Traditional IRA (from a Big Institute)

These are IRA that you can only buy stocks and bonds with and are not that useful for Real Estate and Note Investors.

Roth IRA (from a Big Institute)

Again these are not that useful for Note and Real Estate Investors

Self Directed IRA

The Traditional IRA is widely known for its tax advantages, as the account owner does not pay taxes upfront, and the contributions can be tax deductible. There are no income limits on who is eligible to enroll in a Traditional IRA, but not everyone can receive a tax deduction. All growth within the account is tax deferred but you must pay taxes upon distribution. You can take distributions at any time, however, a 10% penalty is applied if you take a distribution before you are 59 1/2. Age 59 1/2, distributions are penalty free but taxed as current income. You also must begin taking RMDs, or required minimum distributions, at age 70 1/2 and can no longer make contributions. In 2017 & 2018, the contribution limit for the Traditional IRA is $5,500 and also allows for a $1,000 “catch-up” for those over the age of 50.

Self Directed Roth IRA

The IRA owner of a Roth must pay taxes upfront for all money contributed, however all growth within the account is tax deferred, but if you take a qualified distribution, it can be potentially tax free. This is a major advantage for the younger population, as they can make contributions over a lifetime and watch their funds grow. In 2017 & 2018, the contribution limit for a Roth IRA is $5,500, and also allows for a $1,000 “catch-up” for those over the age of 50.

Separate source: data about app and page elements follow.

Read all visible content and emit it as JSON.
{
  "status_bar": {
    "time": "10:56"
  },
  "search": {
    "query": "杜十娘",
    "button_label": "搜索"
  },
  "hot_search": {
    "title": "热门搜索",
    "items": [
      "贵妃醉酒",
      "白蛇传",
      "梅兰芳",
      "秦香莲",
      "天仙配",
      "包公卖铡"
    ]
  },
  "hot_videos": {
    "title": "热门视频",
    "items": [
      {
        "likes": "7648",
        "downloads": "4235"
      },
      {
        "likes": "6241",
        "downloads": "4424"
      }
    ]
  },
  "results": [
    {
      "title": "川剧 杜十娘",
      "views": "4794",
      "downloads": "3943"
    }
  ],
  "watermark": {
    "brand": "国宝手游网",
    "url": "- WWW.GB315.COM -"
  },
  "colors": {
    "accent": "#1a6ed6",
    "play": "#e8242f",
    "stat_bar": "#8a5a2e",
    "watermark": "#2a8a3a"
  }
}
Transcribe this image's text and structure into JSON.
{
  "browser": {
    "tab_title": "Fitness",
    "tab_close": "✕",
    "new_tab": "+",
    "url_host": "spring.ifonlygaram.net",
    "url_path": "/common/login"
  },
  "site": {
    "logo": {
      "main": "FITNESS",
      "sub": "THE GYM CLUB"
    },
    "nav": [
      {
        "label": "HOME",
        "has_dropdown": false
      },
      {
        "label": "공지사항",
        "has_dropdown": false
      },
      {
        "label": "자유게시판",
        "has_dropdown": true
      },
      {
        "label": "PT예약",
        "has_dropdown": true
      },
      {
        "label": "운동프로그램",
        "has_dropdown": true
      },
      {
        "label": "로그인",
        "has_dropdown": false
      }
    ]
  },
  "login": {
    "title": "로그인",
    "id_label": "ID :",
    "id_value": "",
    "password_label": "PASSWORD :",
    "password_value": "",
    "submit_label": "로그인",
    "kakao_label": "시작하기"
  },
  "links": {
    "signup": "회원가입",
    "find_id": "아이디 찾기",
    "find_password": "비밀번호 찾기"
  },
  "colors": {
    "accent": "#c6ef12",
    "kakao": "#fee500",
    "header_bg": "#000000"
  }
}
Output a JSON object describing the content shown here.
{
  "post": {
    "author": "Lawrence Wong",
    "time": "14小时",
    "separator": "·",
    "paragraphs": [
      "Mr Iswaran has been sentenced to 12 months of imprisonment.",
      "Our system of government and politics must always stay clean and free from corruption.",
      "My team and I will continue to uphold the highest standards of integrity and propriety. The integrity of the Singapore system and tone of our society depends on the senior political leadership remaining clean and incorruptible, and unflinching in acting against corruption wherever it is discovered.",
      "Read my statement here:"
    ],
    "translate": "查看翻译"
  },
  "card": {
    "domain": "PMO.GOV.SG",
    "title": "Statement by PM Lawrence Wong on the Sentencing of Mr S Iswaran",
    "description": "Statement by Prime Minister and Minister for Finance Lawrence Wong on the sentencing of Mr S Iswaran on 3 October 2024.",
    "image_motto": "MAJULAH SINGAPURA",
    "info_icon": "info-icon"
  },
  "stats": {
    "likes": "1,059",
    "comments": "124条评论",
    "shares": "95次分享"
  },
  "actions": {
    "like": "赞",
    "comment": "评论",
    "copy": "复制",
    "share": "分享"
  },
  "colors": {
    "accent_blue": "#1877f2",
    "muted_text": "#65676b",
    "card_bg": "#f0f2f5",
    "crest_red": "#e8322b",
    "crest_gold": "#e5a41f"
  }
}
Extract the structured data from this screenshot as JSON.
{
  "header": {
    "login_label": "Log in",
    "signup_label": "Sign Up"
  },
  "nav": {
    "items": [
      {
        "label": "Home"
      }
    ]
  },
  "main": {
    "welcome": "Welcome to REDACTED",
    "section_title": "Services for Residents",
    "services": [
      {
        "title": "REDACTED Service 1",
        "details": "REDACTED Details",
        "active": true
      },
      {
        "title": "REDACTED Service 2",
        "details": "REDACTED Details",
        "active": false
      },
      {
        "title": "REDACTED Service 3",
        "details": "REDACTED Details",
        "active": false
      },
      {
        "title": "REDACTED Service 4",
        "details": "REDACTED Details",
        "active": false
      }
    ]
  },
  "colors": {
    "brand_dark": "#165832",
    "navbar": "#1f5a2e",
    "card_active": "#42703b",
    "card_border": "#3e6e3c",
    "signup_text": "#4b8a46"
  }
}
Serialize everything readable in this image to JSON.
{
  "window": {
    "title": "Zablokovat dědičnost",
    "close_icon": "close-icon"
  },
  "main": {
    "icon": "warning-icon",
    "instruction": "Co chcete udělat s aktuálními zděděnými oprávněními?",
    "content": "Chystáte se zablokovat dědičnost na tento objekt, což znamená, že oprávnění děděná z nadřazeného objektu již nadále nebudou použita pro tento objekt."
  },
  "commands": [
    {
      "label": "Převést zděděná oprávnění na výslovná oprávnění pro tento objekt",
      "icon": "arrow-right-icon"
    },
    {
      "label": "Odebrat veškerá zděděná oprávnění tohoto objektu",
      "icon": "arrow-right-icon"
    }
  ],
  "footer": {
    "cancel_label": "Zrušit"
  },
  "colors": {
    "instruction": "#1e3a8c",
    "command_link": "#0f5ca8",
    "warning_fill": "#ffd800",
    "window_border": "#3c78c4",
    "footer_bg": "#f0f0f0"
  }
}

The Simplified Employee Pension IRA is a type of retirement account used by those who own businesses.  The account allows for the owner to contribute to his own account as well as accounts for the business’ employees.  Contributions can be made by the employer to a maximum of 25% of the employee’s salary.  The contributions made to the accounts in a SEP IRA must be in equal percentages for all qualifying employees.  A self-employed individual can contribute up to 20% of their net earnings (Schedule C).  The contribution limit for 2018 was increased by the IRS to a total of $55,000.

Health Savings Account

A Health Savings Account can be used for all qualified medical expenses.  To qualify for an HSA, the individual must:

  • Have a High Deductible Health Plan (HDHP)
  • Not be enrolled in Medicare
  • Not be claimed as a dependent on tax return

The contributions toward an HSA are tax deductible and tax free for all qualified distributions. You can also fund your HSA once in your lifetime from your Traditional IRA up to the maximum contribution limit for that year.

 Roth 401(k)

The Roth 401(k) is a type of retirement savings plan. It was authorized by the United States Congress under the Internal Revenue Code, section 402A,[1] and represents a unique combination of features of the Roth IRA and a traditional 401(k) plan. Since January 1, 2006, U.S. employers have been allowed to amend their 401(k) plan document to allow employees to elect Roth IRA type tax treatment for a portion or all of their retirement plan contributions. The same change in law allowed Roth IRA type contributions to 403(b)retirement plans. The Roth retirement plan provision was enacted as a provision of the Economic Growth and Tax Relief Reconciliation Act of 2001 (EGTRRA 2001).